Flavoursome, hearty fare is the order of the day at The Wenns Chop and Ale House in Saturday Market Place.  

What about red wine braised lamb shank, parsnip dauphinoise, kale and red wine sauce or turkey and smoked ham pie, buttered mash, greens and gravy?  

Plus, there are self-contained apartments and a deluxe double suite (complete with a roll-top bath-tub) so you can make a stay of it. 

The Rathskeller 

The Rathskeller

The Rathskeller - Credit: Casey Cooper-Fiske


Try and peruse The Rathskeller in South Quay’s menu without your stomach rumbling – we bet you can’t.  

How does the signature Rathskeller burger sound? It comes loaded with its homemade burger sauce, Suffolk Gold cheese, lettuce, beef tomato and Binham Blue dressing, with triple cooked chips on the side. Yum. 

To complement its main restaurant, the Cellar Bar, which holds music and comedy nights, has just launched a new menu of small and large plates – think buffalo chicken wings, homemade nachos, smoked beef brisket sandwich and vegan chilli hotdog with pickles and slaw.  

Marriott’s Warehouse 
For a meal with a view, head to Marriott’s Warehouse by the river on South Quay.

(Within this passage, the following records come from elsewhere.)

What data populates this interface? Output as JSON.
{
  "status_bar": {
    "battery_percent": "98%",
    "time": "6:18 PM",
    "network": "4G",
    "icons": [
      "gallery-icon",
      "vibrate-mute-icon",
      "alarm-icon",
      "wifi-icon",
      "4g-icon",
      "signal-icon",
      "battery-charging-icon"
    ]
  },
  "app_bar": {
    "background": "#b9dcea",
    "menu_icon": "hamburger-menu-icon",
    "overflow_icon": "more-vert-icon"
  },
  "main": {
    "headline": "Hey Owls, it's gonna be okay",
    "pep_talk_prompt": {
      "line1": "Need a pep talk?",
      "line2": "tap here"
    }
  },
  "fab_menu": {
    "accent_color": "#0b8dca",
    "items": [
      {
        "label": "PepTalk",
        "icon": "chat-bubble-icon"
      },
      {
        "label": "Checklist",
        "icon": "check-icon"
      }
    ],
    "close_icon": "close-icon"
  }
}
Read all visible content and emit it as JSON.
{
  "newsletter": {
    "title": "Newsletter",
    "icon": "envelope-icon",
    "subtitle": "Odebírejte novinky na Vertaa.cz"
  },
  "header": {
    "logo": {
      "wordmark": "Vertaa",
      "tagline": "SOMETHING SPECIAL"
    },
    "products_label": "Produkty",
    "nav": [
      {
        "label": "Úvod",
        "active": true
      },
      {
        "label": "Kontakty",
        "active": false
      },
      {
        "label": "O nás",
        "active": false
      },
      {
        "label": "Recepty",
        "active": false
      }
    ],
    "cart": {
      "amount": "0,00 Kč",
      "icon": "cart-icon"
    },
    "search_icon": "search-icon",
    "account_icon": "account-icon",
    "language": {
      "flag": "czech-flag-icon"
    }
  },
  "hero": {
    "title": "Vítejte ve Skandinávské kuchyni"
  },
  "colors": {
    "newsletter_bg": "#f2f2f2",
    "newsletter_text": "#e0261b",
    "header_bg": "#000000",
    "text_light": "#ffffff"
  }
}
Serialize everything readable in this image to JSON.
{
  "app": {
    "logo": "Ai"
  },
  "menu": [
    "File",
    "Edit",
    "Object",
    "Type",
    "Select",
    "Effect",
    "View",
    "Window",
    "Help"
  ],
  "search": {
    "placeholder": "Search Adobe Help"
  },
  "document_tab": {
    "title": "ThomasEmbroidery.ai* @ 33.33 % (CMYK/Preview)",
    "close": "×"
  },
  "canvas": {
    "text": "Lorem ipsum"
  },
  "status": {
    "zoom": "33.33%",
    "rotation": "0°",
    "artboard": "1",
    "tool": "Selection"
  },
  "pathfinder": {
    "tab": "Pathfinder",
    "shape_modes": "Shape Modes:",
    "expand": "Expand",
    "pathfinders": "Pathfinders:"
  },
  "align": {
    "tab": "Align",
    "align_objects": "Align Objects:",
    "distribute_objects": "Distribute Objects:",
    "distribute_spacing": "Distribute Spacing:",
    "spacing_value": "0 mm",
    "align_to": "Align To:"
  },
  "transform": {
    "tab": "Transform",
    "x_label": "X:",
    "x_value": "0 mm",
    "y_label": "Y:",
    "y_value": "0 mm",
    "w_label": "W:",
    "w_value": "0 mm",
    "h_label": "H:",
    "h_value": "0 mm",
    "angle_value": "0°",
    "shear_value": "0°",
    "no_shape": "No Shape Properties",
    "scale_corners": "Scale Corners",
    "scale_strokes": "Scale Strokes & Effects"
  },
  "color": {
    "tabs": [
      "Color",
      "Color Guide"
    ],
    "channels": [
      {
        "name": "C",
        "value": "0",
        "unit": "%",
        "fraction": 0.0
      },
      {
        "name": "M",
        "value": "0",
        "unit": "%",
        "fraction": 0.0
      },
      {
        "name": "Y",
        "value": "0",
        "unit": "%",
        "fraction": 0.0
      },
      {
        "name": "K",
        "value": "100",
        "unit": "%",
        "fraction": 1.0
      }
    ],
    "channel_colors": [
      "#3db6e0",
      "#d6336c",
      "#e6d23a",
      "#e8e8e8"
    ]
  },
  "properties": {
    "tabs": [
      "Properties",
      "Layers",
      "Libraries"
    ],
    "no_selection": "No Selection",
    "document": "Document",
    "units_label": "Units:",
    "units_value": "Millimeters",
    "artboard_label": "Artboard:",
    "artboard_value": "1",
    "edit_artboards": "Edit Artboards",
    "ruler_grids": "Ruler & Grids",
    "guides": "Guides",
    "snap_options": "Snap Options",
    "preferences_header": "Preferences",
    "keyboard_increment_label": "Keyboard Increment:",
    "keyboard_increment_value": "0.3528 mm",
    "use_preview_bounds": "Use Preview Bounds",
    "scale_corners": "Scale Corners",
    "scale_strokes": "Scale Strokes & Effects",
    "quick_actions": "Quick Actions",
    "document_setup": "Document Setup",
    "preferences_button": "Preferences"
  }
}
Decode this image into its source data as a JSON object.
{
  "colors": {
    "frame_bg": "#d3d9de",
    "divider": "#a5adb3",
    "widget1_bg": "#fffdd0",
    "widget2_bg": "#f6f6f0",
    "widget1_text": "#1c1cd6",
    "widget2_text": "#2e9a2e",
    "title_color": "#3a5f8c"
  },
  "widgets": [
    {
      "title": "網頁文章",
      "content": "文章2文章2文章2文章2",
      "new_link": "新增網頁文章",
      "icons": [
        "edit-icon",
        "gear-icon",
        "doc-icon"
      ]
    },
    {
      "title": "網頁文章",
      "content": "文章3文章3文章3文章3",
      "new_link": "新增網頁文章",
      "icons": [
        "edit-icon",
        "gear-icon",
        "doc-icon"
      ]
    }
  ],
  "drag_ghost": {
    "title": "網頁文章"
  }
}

The grade II listed building is believed to have been built in the 16th century, when it was used to store corn, salt and wine.  

It was restored in the late 1990s and is now a café during the day, with a full restaurant menu in the evenings, including a selection of tapas.  

And their Sunday roasts with all the trimmings look very tempting indeed.   

Things to do near King’s Lynn 

Sandringham 
King George V called the house and estate: “Dear Sandringham, the place I love better than anywhere in the world.” 

The place where the royal family traditionally spends Christmas – and hundreds of well-wishers gather to catch a glimpse of them as they attend church – has been a much-loved country retreat for generations of monarchs and their families.  

The royal parkland is open daily for free with two waymarked trails through the woodland and parkland to explore, plus a children’s play area. 

The gardens are open now and the house opens for the season on April 9. 

With The Queen marking her platinum jubilee this summer, the estate is hosting a number of special events.

These include an exhibition in the Ballroom celebrating the family’s relationship with the estate, featuring images and objects relating to the Queen’s love of horses and her pets.  

Oxburgh Hall 
The family home of the Bedingfields for more than 500 years, moated Oxburgh Hall near Swaffham reopens on April 2 following completion of the last phase of a multi-million-pound repair project to secure its future. 

It’s a fascinating place, with a turbulent history to discover and plenty of gardens and parkland to explore – you can even stay on the estate yourself, in Chapel Lodge, a cosy cottage which sleeps two.   

Hunstanton at sunset

Hunstanton at sunset - Credit: Getty Images/iStockphoto

Hunstanton 
Sunny Hunny is a seaside resort with buckets of charm.  

It’s famed for its wide sandy beaches, red and white striped cliffs and spectacular sunsets over The Wash.  

Paddleboarding and kayaking are popular here – and the Wash Monster (not as ferocious as it sounds) runs sea tours and seal spotting trips.  

Attractions include the Sea Life Sanctuary and the Oasis leisure centre, plus evergreen favourites like crazy golf, amusement arcades, a funfair.  
And a day at the beach wouldn’t be complete without fish and chips, steaming fresh from the fryer with a liberal dash of salt and vinegar.